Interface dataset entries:
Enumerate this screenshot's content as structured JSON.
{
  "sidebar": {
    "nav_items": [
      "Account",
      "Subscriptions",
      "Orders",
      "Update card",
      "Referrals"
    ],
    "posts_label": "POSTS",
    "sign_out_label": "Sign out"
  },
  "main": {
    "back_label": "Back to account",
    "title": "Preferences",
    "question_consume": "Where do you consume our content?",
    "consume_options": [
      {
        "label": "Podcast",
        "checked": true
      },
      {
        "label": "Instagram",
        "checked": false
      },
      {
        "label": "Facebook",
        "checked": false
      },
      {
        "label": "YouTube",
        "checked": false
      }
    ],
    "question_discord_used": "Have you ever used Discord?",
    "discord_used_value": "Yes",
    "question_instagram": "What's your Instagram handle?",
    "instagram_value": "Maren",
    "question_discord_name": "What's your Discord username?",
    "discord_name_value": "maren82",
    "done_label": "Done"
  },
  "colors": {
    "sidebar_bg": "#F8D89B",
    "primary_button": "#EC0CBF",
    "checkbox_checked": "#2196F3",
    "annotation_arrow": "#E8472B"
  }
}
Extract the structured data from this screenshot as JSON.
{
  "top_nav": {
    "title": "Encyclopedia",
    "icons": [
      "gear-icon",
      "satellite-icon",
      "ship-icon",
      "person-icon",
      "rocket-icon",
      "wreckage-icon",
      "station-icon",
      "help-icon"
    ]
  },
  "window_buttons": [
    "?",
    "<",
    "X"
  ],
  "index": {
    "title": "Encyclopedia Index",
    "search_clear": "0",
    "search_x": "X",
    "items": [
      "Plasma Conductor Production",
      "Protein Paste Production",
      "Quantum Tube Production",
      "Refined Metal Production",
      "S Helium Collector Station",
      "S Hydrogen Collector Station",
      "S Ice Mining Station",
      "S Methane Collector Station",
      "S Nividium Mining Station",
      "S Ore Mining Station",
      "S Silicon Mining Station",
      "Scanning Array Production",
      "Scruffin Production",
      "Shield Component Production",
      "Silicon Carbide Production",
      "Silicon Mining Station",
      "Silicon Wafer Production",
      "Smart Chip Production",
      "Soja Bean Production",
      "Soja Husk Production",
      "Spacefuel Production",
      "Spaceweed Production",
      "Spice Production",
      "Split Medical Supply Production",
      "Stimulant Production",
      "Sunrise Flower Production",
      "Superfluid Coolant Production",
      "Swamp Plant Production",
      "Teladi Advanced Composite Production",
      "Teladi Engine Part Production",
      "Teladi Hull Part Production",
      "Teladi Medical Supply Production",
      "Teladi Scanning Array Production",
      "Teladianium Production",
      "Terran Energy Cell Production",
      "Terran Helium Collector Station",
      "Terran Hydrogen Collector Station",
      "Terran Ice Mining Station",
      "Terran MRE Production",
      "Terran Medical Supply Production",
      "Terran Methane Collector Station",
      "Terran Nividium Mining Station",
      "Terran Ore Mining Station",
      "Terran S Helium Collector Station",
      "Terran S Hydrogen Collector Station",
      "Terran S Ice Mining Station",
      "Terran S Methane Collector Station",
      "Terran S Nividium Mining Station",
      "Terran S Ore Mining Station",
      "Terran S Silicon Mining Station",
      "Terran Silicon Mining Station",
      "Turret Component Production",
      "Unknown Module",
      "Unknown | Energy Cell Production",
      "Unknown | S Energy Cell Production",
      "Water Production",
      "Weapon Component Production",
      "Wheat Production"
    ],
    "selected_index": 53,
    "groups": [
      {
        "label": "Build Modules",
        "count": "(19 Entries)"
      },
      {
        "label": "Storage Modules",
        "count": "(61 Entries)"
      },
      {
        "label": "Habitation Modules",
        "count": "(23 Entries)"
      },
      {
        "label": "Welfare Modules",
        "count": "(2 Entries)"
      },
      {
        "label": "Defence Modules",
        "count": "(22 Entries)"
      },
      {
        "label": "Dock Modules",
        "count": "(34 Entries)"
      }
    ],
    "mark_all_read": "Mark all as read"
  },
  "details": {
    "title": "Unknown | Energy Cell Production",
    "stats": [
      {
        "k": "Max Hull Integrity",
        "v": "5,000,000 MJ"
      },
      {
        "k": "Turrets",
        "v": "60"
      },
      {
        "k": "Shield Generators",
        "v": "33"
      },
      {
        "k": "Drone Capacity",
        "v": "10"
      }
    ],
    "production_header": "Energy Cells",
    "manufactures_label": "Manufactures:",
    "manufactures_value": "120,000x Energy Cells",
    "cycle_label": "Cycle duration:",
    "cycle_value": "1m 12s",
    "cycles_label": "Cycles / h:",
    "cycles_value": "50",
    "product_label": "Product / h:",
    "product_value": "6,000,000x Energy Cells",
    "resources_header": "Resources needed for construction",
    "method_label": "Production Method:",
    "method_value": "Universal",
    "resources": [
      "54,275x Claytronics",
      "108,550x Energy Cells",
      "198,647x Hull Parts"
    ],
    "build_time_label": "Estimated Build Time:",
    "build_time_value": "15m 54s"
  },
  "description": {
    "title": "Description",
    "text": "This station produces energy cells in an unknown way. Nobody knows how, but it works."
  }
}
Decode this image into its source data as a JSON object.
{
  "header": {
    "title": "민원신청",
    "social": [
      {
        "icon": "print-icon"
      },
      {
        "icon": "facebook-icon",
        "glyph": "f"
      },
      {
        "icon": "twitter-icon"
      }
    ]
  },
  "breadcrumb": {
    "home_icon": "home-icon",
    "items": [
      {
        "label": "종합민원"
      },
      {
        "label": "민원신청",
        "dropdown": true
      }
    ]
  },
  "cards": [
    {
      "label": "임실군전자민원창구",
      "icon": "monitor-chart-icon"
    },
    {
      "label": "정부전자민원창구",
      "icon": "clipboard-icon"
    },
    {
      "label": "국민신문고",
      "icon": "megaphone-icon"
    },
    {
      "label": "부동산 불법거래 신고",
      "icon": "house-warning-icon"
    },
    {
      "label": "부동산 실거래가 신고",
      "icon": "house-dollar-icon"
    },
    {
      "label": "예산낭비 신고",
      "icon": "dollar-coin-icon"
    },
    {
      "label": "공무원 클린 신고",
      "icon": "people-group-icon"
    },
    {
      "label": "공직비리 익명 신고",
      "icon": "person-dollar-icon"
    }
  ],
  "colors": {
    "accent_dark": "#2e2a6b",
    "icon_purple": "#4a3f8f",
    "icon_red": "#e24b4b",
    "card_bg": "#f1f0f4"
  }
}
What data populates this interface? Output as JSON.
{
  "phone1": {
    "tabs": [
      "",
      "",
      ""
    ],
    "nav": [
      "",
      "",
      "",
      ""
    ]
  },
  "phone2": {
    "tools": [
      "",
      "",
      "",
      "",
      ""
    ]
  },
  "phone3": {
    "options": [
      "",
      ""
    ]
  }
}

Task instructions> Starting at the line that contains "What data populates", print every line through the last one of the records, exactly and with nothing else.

Solution below>
What data populates this interface? Output as JSON.
{
  "phone1": {
    "tabs": [
      "",
      "",
      ""
    ],
    "nav": [
      "",
      "",
      "",
      ""
    ]
  },
  "phone2": {
    "tools": [
      "",
      "",
      "",
      "",
      ""
    ]
  },
  "phone3": {
    "options": [
      "",
      ""
    ]
  }
}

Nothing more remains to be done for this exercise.